Available records START
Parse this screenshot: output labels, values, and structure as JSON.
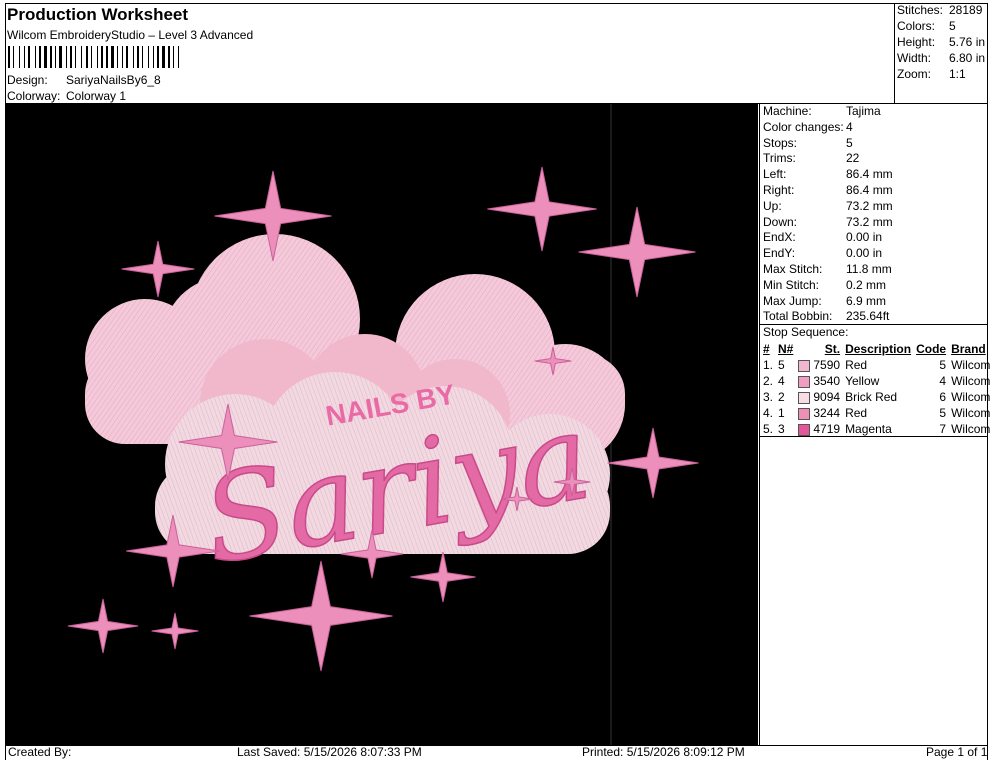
{
  "header": {
    "title": "Production Worksheet",
    "software": "Wilcom EmbroideryStudio – Level 3 Advanced",
    "design_label": "Design:",
    "design_value": "SariyaNailsBy6_8",
    "colorway_label": "Colorway:",
    "colorway_value": "Colorway 1"
  },
  "summary": [
    {
      "label": "Stitches:",
      "value": "28189"
    },
    {
      "label": "Colors:",
      "value": "5"
    },
    {
      "label": "Height:",
      "value": "5.76 in"
    },
    {
      "label": "Width:",
      "value": "6.80 in"
    },
    {
      "label": "Zoom:",
      "value": "1:1"
    }
  ],
  "machine_info": [
    {
      "label": "Machine:",
      "value": "Tajima"
    },
    {
      "label": "Color changes:",
      "value": "4"
    },
    {
      "label": "Stops:",
      "value": "5"
    },
    {
      "label": "Trims:",
      "value": "22"
    },
    {
      "label": "Left:",
      "value": "86.4 mm"
    },
    {
      "label": "Right:",
      "value": "86.4 mm"
    },
    {
      "label": "Up:",
      "value": "73.2 mm"
    },
    {
      "label": "Down:",
      "value": "73.2 mm"
    },
    {
      "label": "EndX:",
      "value": "0.00 in"
    },
    {
      "label": "EndY:",
      "value": "0.00 in"
    },
    {
      "label": "Max Stitch:",
      "value": "11.8 mm"
    },
    {
      "label": "Min Stitch:",
      "value": "0.2 mm"
    },
    {
      "label": "Max Jump:",
      "value": "6.9 mm"
    },
    {
      "label": "Total Bobbin:",
      "value": "235.64ft"
    }
  ],
  "stop_sequence": {
    "title": "Stop Sequence:",
    "headers": {
      "num": "#",
      "n": "N#",
      "st": "St.",
      "description": "Description",
      "code": "Code",
      "brand": "Brand"
    },
    "rows": [
      {
        "num": "1.",
        "n": "5",
        "color": "#f4b6cf",
        "st": "7590",
        "description": "Red",
        "code": "5",
        "brand": "Wilcom"
      },
      {
        "num": "2.",
        "n": "4",
        "color": "#f39cc1",
        "st": "3540",
        "description": "Yellow",
        "code": "4",
        "brand": "Wilcom"
      },
      {
        "num": "3.",
        "n": "2",
        "color": "#f7dde6",
        "st": "9094",
        "description": "Brick Red",
        "code": "6",
        "brand": "Wilcom"
      },
      {
        "num": "4.",
        "n": "1",
        "color": "#ee8fb8",
        "st": "3244",
        "description": "Red",
        "code": "5",
        "brand": "Wilcom"
      },
      {
        "num": "5.",
        "n": "3",
        "color": "#e4559a",
        "st": "4719",
        "description": "Magenta",
        "code": "7",
        "brand": "Wilcom"
      }
    ]
  },
  "design_text": {
    "small": "NAILS BY",
    "big": "Sariya"
  },
  "footer": {
    "created_by": "Created By:",
    "last_saved": "Last Saved: 5/15/2026 8:07:33 PM",
    "printed": "Printed: 5/15/2026 8:09:12 PM",
    "page": "Page 1 of 1"
  }
}
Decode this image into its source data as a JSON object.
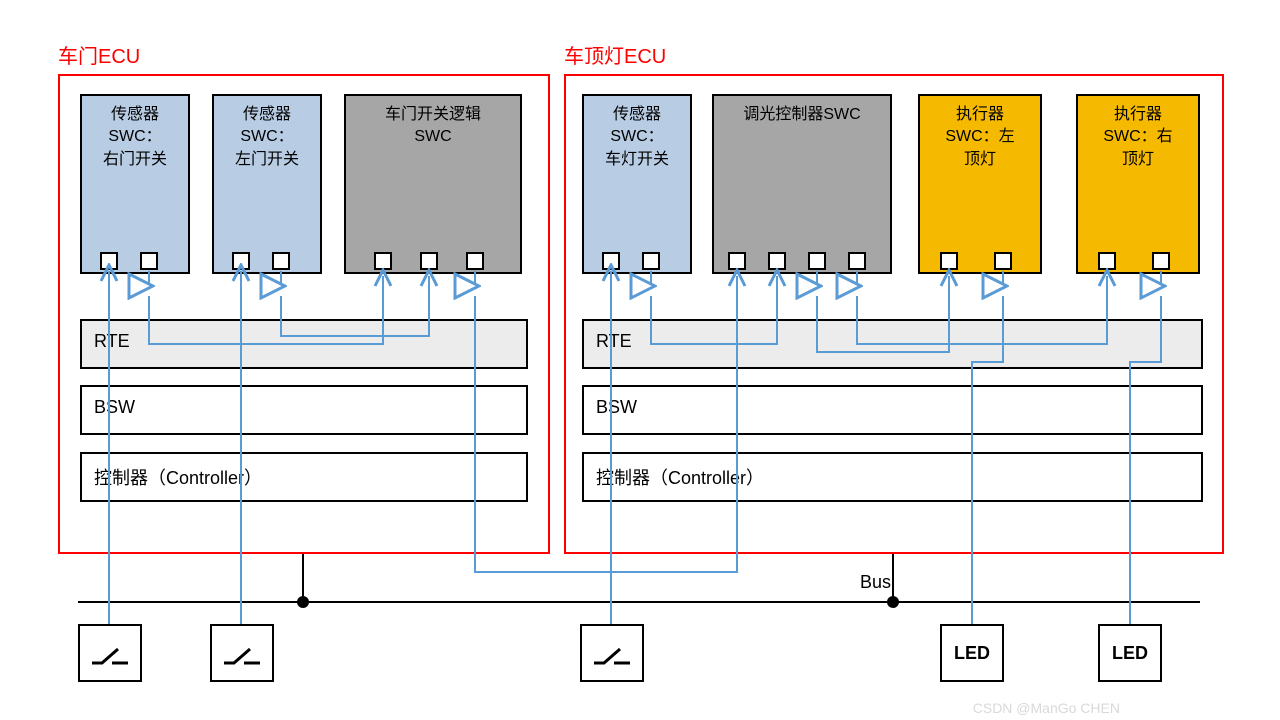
{
  "ecu1": {
    "title": "车门ECU",
    "swc": {
      "rightDoor": "传感器\nSWC：\n右门开关",
      "leftDoor": "传感器\nSWC：\n左门开关",
      "doorLogic": "车门开关逻辑\nSWC"
    },
    "rte": "RTE",
    "bsw": "BSW",
    "controller": "控制器（Controller）"
  },
  "ecu2": {
    "title": "车顶灯ECU",
    "swc": {
      "lampSwitch": "传感器\nSWC：\n车灯开关",
      "dimmer": "调光控制器SWC",
      "leftLamp": "执行器\nSWC：左\n顶灯",
      "rightLamp": "执行器\nSWC：右\n顶灯"
    },
    "rte": "RTE",
    "bsw": "BSW",
    "controller": "控制器（Controller）"
  },
  "bus": "Bus",
  "led": "LED",
  "watermark": "CSDN @ManGo CHEN",
  "colors": {
    "frame": "#ff0000",
    "swcBlue": "#b8cce4",
    "swcGray": "#a6a6a6",
    "swcOrange": "#f5b900",
    "connector": "#5b9bd5"
  }
}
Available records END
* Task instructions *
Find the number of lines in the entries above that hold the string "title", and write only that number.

* Reply to the task *
4